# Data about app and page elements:
- Opening Delimiter -
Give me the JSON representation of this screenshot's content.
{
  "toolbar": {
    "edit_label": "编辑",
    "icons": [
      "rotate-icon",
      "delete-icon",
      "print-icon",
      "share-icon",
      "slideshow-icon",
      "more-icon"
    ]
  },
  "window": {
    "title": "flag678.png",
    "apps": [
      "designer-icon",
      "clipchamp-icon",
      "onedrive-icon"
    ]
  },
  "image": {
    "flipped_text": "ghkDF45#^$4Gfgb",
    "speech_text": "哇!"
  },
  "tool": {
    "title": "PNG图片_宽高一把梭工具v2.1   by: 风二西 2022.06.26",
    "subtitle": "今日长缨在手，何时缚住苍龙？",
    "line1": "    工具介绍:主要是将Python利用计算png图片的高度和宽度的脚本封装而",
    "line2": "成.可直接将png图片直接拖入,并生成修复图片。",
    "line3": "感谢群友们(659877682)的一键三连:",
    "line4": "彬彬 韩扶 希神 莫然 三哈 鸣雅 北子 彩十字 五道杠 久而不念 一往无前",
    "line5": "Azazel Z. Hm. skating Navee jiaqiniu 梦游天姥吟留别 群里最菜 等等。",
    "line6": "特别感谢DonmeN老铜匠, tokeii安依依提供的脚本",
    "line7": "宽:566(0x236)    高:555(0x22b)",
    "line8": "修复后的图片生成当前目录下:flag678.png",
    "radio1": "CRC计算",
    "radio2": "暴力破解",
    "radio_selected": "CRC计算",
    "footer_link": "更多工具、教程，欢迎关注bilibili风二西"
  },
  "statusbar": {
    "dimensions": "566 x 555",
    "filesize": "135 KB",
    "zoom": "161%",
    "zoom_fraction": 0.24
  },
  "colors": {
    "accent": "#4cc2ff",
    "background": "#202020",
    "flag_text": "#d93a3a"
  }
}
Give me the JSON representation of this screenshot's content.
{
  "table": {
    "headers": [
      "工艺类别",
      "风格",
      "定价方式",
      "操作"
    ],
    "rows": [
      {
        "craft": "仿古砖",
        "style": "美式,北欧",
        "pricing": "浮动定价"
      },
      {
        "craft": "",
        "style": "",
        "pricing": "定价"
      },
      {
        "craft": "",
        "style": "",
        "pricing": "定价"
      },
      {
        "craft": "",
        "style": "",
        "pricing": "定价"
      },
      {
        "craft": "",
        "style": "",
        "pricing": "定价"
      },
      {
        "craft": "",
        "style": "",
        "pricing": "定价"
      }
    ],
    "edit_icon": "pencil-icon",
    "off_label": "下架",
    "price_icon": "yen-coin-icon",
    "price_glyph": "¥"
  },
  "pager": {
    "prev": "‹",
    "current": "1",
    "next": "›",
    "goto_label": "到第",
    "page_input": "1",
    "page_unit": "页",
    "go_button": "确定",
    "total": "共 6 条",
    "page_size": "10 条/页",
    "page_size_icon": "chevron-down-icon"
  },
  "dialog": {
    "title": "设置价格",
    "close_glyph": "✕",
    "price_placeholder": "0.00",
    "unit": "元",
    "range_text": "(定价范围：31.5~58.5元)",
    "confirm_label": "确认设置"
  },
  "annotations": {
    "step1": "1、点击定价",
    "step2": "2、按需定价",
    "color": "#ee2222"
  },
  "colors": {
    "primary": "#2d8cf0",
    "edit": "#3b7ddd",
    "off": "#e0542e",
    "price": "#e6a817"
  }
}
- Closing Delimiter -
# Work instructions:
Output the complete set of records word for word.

# Exercise result:
Give me the JSON representation of this screenshot's content.
{
  "toolbar": {
    "edit_label": "编辑",
    "icons": [
      "rotate-icon",
      "delete-icon",
      "print-icon",
      "share-icon",
      "slideshow-icon",
      "more-icon"
    ]
  },
  "window": {
    "title": "flag678.png",
    "apps": [
      "designer-icon",
      "clipchamp-icon",
      "onedrive-icon"
    ]
  },
  "image": {
    "flipped_text": "ghkDF45#^$4Gfgb",
    "speech_text": "哇!"
  },
  "tool": {
    "title": "PNG图片_宽高一把梭工具v2.1   by: 风二西 2022.06.26",
    "subtitle": "今日长缨在手，何时缚住苍龙？",
    "line1": "    工具介绍:主要是将Python利用计算png图片的高度和宽度的脚本封装而",
    "line2": "成.可直接将png图片直接拖入,并生成修复图片。",
    "line3": "感谢群友们(659877682)的一键三连:",
    "line4": "彬彬 韩扶 希神 莫然 三哈 鸣雅 北子 彩十字 五道杠 久而不念 一往无前",
    "line5": "Azazel Z. Hm. skating Navee jiaqiniu 梦游天姥吟留别 群里最菜 等等。",
    "line6": "特别感谢DonmeN老铜匠, tokeii安依依提供的脚本",
    "line7": "宽:566(0x236)    高:555(0x22b)",
    "line8": "修复后的图片生成当前目录下:flag678.png",
    "radio1": "CRC计算",
    "radio2": "暴力破解",
    "radio_selected": "CRC计算",
    "footer_link": "更多工具、教程，欢迎关注bilibili风二西"
  },
  "statusbar": {
    "dimensions": "566 x 555",
    "filesize": "135 KB",
    "zoom": "161%",
    "zoom_fraction": 0.24
  },
  "colors": {
    "accent": "#4cc2ff",
    "background": "#202020",
    "flag_text": "#d93a3a"
  }
}
Give me the JSON representation of this screenshot's content.
{
  "table": {
    "headers": [
      "工艺类别",
      "风格",
      "定价方式",
      "操作"
    ],
    "rows": [
      {
        "craft": "仿古砖",
        "style": "美式,北欧",
        "pricing": "浮动定价"
      },
      {
        "craft": "",
        "style": "",
        "pricing": "定价"
      },
      {
        "craft": "",
        "style": "",
        "pricing": "定价"
      },
      {
        "craft": "",
        "style": "",
        "pricing": "定价"
      },
      {
        "craft": "",
        "style": "",
        "pricing": "定价"
      },
      {
        "craft": "",
        "style": "",
        "pricing": "定价"
      }
    ],
    "edit_icon": "pencil-icon",
    "off_label": "下架",
    "price_icon": "yen-coin-icon",
    "price_glyph": "¥"
  },
  "pager": {
    "prev": "‹",
    "current": "1",
    "next": "›",
    "goto_label": "到第",
    "page_input": "1",
    "page_unit": "页",
    "go_button": "确定",
    "total": "共 6 条",
    "page_size": "10 条/页",
    "page_size_icon": "chevron-down-icon"
  },
  "dialog": {
    "title": "设置价格",
    "close_glyph": "✕",
    "price_placeholder": "0.00",
    "unit": "元",
    "range_text": "(定价范围：31.5~58.5元)",
    "confirm_label": "确认设置"
  },
  "annotations": {
    "step1": "1、点击定价",
    "step2": "2、按需定价",
    "color": "#ee2222"
  },
  "colors": {
    "primary": "#2d8cf0",
    "edit": "#3b7ddd",
    "off": "#e0542e",
    "price": "#e6a817"
  }
}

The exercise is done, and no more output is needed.